We all know about the “Black Box” which is used in aircraft. It is a very important component in an aircraft as it tells the tale of what happened inside the aircraft which lead to any machinery failure or any communication system failure, which ultimately led to the crash. Similarly ships also have a “Black Box” installed in them. It is called as “VDR” or the “Voyage Data Recorder.” It is also called as MBB, “Maritime Black Box. In this article, let us discuss about the regulations, functions and uses of VDR’s.
What is a VDR?
VDR is the acronym for Voyage Data Recorder.
As per the IMO’s International convention, SOLAS requirement is that every ship must have a VDR located in suitable enclosure, capable of data storage and retrieval when ever required. A VDR is an electronic equipment stored in a suitable enclosure which can be either externally located protective storage unit or may be in a retrievable fixed unit or may be of free floating type and sometimes combined with the EPIRB. Various data involving numerous equipments onboard ship is connected to the VDR with the help of sensors. The VDR collects all these data and stores them in the protective storage unit, after converting its format and reducing its actual size by compressing. This protective storage unit is usually tamperproof specially designed to withstand marine atmospheres of heavy sea, storm, fire, collision, explosion, shock, and it will be safe even if the ship sinks.
One might question about the memory capacity of VDR. It is very essential to note that it has the capability to store data which was collected in the last 12 hours considering any given point of time. The stored data can be easily transferred to a normal PC (personal computer) or even a Laptop and viewed for further investigations. Ship owners and other authorized authorities can retrieve, recover and replay the stored data sometimes for even monitoring performances or efficiency, weather conditions and damage investigations, collision avoidance and for training purpose too. These data may be used for imparting training with the motive of improving the safety standards and some may use with permission for research programs too. Latest systems may even record bridge happenings and voices for investigation if some mishap happens due to communication barriers.
Data stored in VDR
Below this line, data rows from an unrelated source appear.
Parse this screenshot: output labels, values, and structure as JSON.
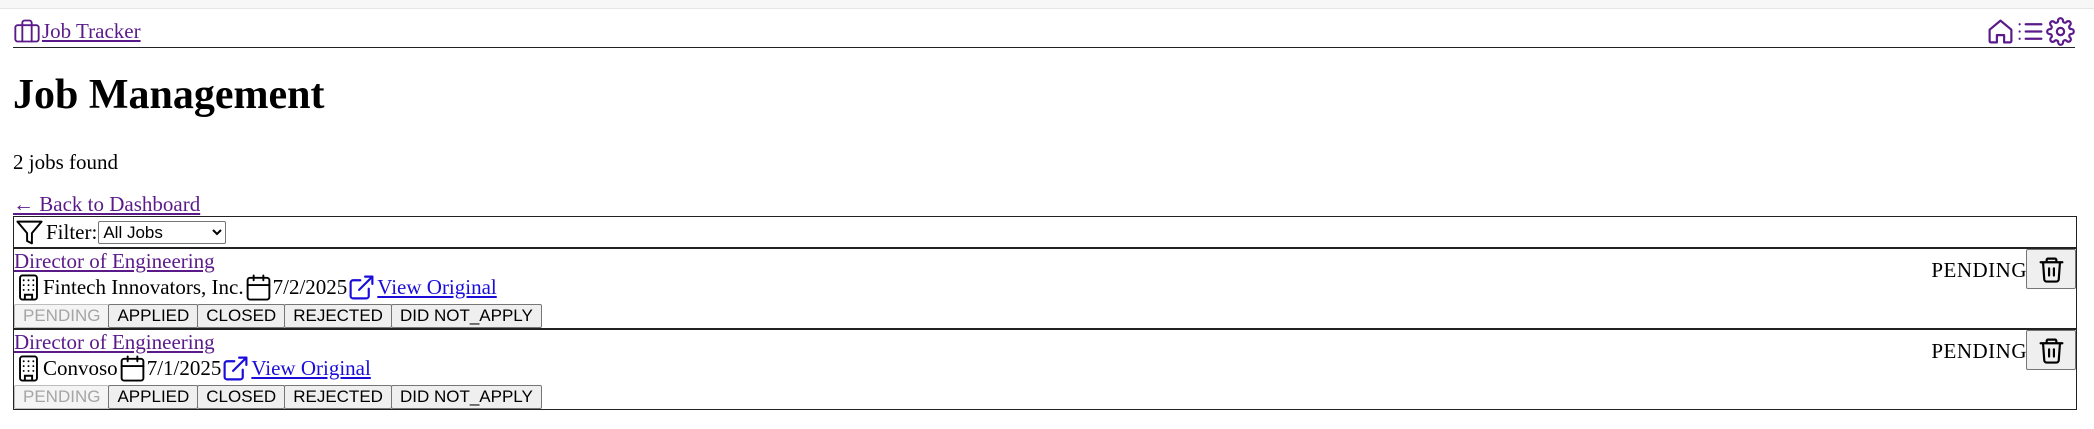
{
  "nav": {
    "brand_label": "Job Tracker",
    "brand_icon": "briefcase-icon",
    "icons": [
      "home-icon",
      "list-icon",
      "gear-icon"
    ],
    "accent_color": "#5b1a8a"
  },
  "page": {
    "title": "Job Management",
    "count_text": "2 jobs found",
    "back_link": "← Back to Dashboard"
  },
  "filter": {
    "label": "Filter:",
    "selected": "All Jobs"
  },
  "jobs": [
    {
      "title": "Director of Engineering",
      "company": "Fintech Innovators, Inc.",
      "date": "7/2/2025",
      "link_label": "View Original",
      "status": "PENDING",
      "status_buttons": [
        "PENDING",
        "APPLIED",
        "CLOSED",
        "REJECTED",
        "DID NOT_APPLY"
      ]
    },
    {
      "title": "Director of Engineering",
      "company": "Convoso",
      "date": "7/1/2025",
      "link_label": "View Original",
      "status": "PENDING",
      "status_buttons": [
        "PENDING",
        "APPLIED",
        "CLOSED",
        "REJECTED",
        "DID NOT_APPLY"
      ]
    }
  ]
}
A VDR stores wide variety of data, everything necessary for an investigation of any situation which hinders the safety of the ship or crew or the environment. The data stored are as follows:
1. Position of the vessel, Date and Time. Usually reference taken from UTC ( Universal Time co-ordinate or coordinated universal time), usually from GPS.
2. Speed on water and speed over ground.
3. Audio recorded over VHF radio communications
4. Course of the vessel from Gyro compass.
5. Data from radar or Automatic Identification System (AIS)
- Depth under Keel, taken from echo sounder.
7. Bridge audio for common internal communications capable of recording even in bridge wings.
8. All important IMO mandatory alarms.
9. Any weather tight and water tight hull opening status.
10. Fire door status.
11. Engine order and rudder order with response,
12. Wind speed and wind direction,
13. Hull stresses and corresponding Load/buoyancy curve,
14. Propeller and Thruster direction and RPM. Etc.
SVDR and VDR
There is no Principal difference between the VDR and SVDR. VDR—Voyage Data Recorder and S-VDR is Simplified Voyage Data Recorder. The only difference between these two is the amount of data that can be recorded in each. A VDR must comply with more regulations than S-VDR and it must be capable of storing more data when compared to S-VDR.
The regulations governing the VDR’s can be referred to chapter V on Safety of Navigation of the International Convention for the Safety of Life at Sea, 1974. (SOLAS).
Regulations pertaining to the VDR requirements can be referred at regulation 20 of SOLAS chapter V.